And in our topological world? Where is Sisyphus now? Using the analog sticks on the game controller, you move a little character who rolls a ball. The ball is called a Katamari, and the game is called Katamari Damacy. As the Katamari ball rolls, things stick to it. At first it is small things that stick, household items picked up off the living room floor. The ball gets bigger as things stick to it, and so it can pick up bigger and bigger things. To move the ball, you twizzle the little analog joysticks. The whole game seems analog. Push the sticks forward, and the character rolls the ball forward. Pull the sticks back and the character rolls the ball back. Turn left, turn right — it feels as though the variable pressure on the sticks translates into variable movements. This is analog — a relation of continuous variation. Only it isn’t really. It is a digital game. The game converts the continuous movement of your thumbs on the sticks into a digital code.

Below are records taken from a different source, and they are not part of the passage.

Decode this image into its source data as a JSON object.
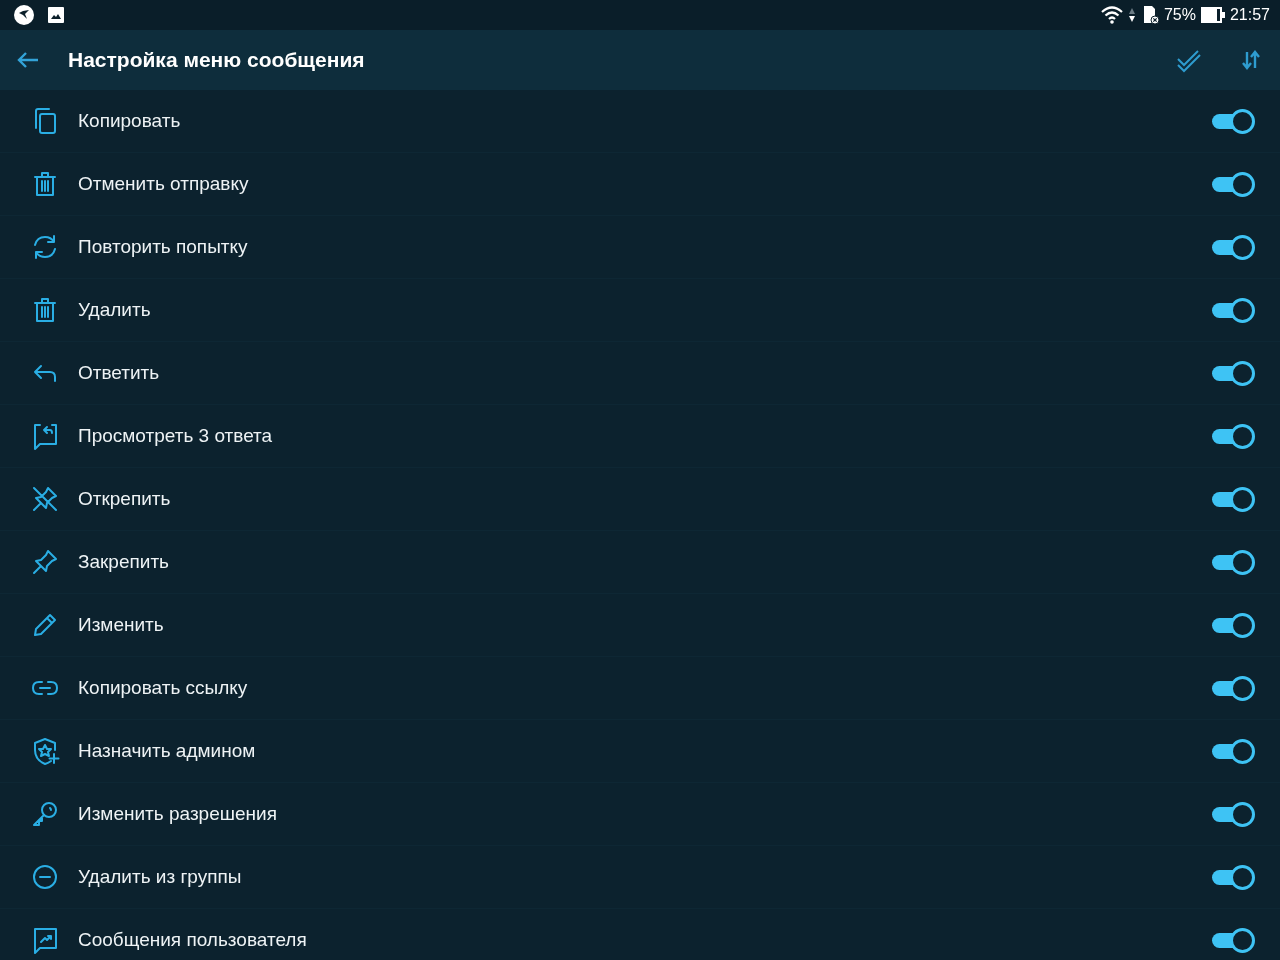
{
  "status_bar": {
    "battery": "75%",
    "time": "21:57"
  },
  "toolbar": {
    "title": "Настройка меню сообщения"
  },
  "items": [
    {
      "kind": "copy",
      "label": "Копировать",
      "on": true
    },
    {
      "kind": "trash",
      "label": "Отменить отправку",
      "on": true
    },
    {
      "kind": "retry",
      "label": "Повторить попытку",
      "on": true
    },
    {
      "kind": "trash",
      "label": "Удалить",
      "on": true
    },
    {
      "kind": "reply",
      "label": "Ответить",
      "on": true
    },
    {
      "kind": "replies",
      "label": "Просмотреть 3 ответа",
      "on": true
    },
    {
      "kind": "unpin",
      "label": "Открепить",
      "on": true
    },
    {
      "kind": "pin",
      "label": "Закрепить",
      "on": true
    },
    {
      "kind": "edit",
      "label": "Изменить",
      "on": true
    },
    {
      "kind": "link",
      "label": "Копировать ссылку",
      "on": true
    },
    {
      "kind": "admin",
      "label": "Назначить админом",
      "on": true
    },
    {
      "kind": "key",
      "label": "Изменить разрешения",
      "on": true
    },
    {
      "kind": "remove",
      "label": "Удалить из группы",
      "on": true
    },
    {
      "kind": "messages",
      "label": "Сообщения пользователя",
      "on": true
    }
  ]
}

The game is a computer. It turns movements into decisions — back/forwards, left/right, stop/start. A string of algorithms calculates the outcomes of each movement. If you roll your ball over a small object, you pick it up. If you roll your ball over one that is too big, you collide with it, throwing off a few things you have already gathered. To the game it’s a simple decision — big/small. To the gamer, it’s something to be learned by trial and error. Oops! Too big. As you roll your ball around, making it bigger and bigger, an icon in the corner of the screen shows your progress. There’s your ball, and there is a circle that shows the size it must grow to if you are to win this level. It grows, gradually, incrementally, but at some point — a decision. Big enough! It is as if there is an analog progression up to a digital threshold.
In Katamari Damacy, you are a Prince send down to earth by a careless King who destroyed the heavens. The balls you roll up are offerings to him. If the balls are big enough he replaces the stars in the sky with them. Perhaps it is an allegory for the relation that holds now between the analog and the digital. The twizzling of the sticks, the rolling up of the balls, is the analog labor of remaking the world of appearances within a topology that recognizes only the digital. The analog is just a way of experiencing the digital. The decision on whether something can appear or not appear is digital. You, and your character the Prince, are confined to the analog, rolling from topic to topic. The King commands the digital heavens. He decides what point in the heavens each ball is to occupy.